Handball is a fascinating game played throughout five continents by over 180 countries and 19 million people all ages. Its most popular indoor version has been part of the Summer Olympics program since 1972 with numerous highly contested national, continental, inter-continental, and world events, including Olympic Games and World Championships.
Beach Handball is a relatively new "kid on the block" and its first official rules were officially recognized by the International Handball Federation (IHF) in 1994. However, the sport has been growing exponentially ever since. It will be featured during 2013 World Games, and has chances to debut, as a separate event from indoor handball, in the 2020 or 2024 Olympic Games. The IHF and other continental federations are actively promoting both versions of handball at all levels with some players specializing in beach handball, and others crossing-over to both editions.
Mini-handball is a unique, modified version of the game for youth in which they learn by playing, enjoying time together, engaging in healthy fitness activities, and establishing basic technical and tactical competencies in a low-competitive environment. It is more than a miniature version of the adult game. It is a true sport philosophy and a great gateway for all children to become and stay physically active, practice teamwork, make friends, acquire multi-level transferable skills, and have tons of fun!

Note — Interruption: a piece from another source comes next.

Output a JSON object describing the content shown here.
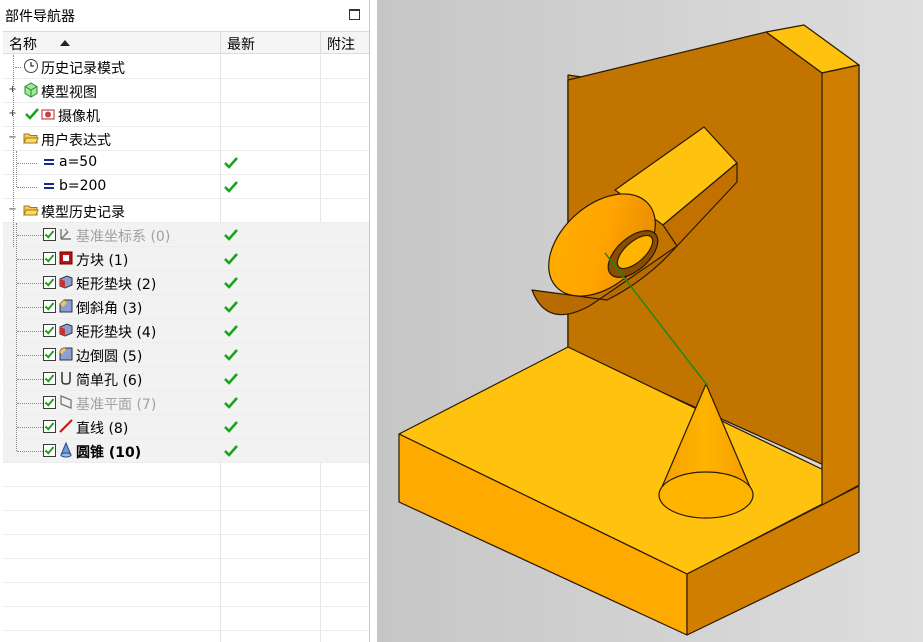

Street Handball is the newest addition to handball offerings. It was introduced in 1997 in Denmark. It was invented and promoted by famous players and coaches like Lasse Boesen, Ole B. Andersen, and Torben Sorensen. This game takes to the streets and parks, drops all barriers, and allows participants of all ages and ability levels to enjoy handball in its purest, back-yard fashion with minimal rules and equipment requirements.
There is also another derivate of street handball called "one-goal handball" that uses similar rules but is played using a single goal where players switch sides (offense to defense) after scoring a goal or making a turnover. It is one of the EHF's alternative handball games that promotes mass, inexpensive participation, and enjoyment of the sport for all and almost everywhere.